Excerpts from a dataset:
#####

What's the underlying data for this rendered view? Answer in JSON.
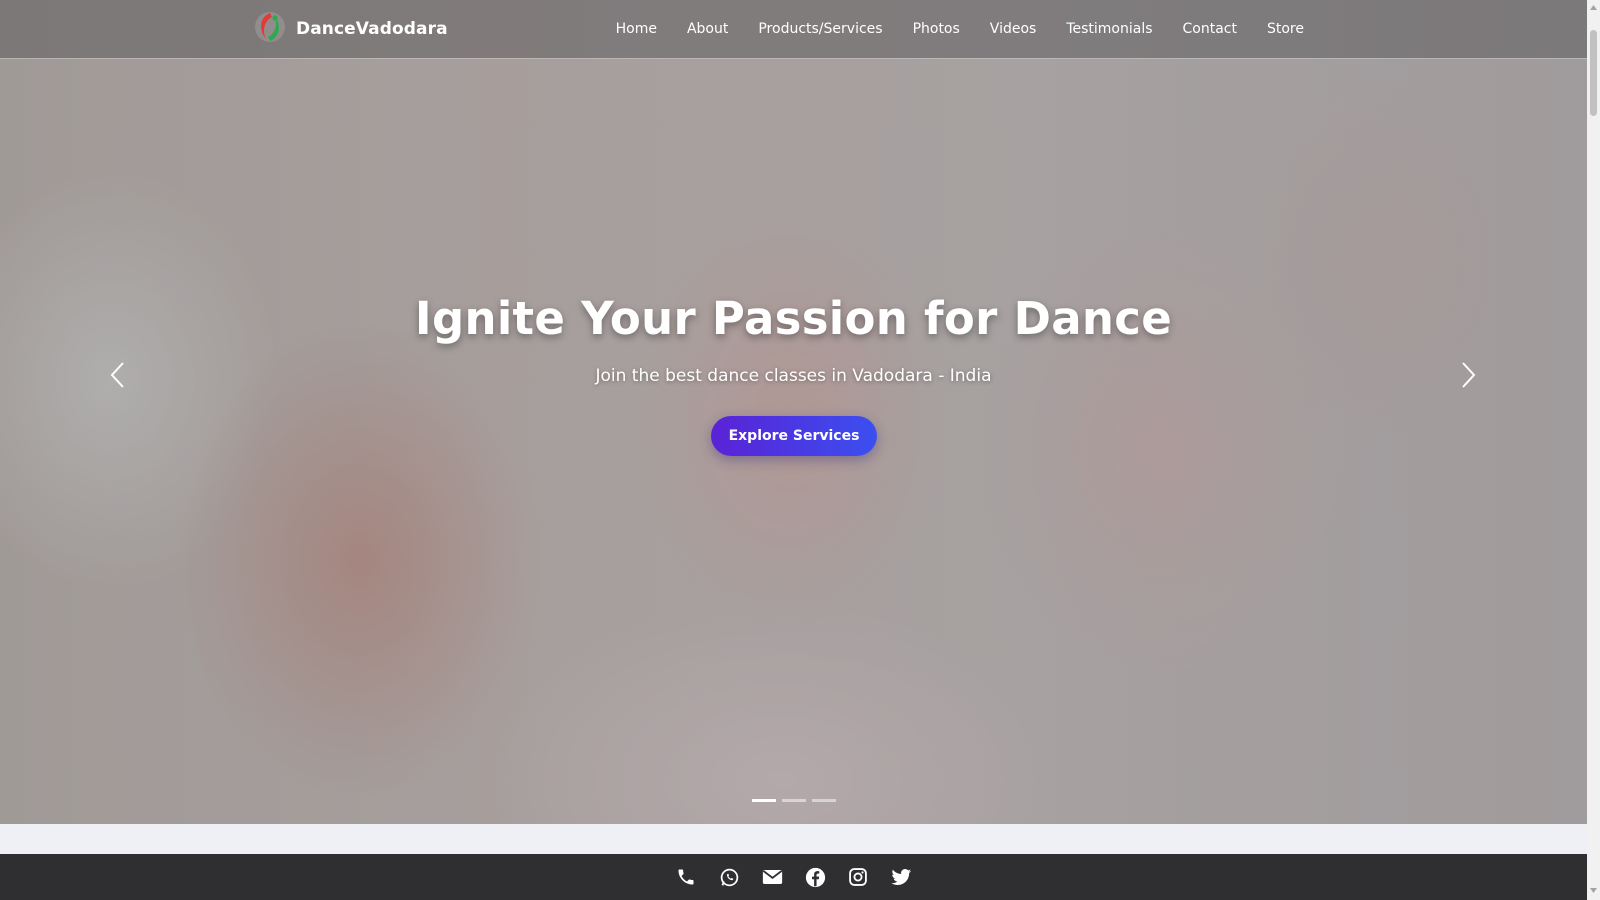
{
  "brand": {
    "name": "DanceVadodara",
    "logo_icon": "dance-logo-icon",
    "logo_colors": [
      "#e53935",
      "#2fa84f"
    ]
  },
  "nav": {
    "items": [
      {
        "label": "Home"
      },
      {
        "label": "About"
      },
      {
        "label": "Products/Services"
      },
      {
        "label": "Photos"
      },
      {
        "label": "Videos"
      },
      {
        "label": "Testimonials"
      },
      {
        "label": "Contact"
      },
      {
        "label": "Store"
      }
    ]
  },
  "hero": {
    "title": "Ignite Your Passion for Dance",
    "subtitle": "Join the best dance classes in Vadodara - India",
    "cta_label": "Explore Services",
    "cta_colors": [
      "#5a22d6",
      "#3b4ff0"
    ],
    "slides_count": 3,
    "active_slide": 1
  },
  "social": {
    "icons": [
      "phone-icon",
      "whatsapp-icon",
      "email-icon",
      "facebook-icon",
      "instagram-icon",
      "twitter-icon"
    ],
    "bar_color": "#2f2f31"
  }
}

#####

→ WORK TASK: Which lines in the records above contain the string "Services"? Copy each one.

→ SOLUTION:
        "label": "Products/Services"
    "cta_label": "Explore Services",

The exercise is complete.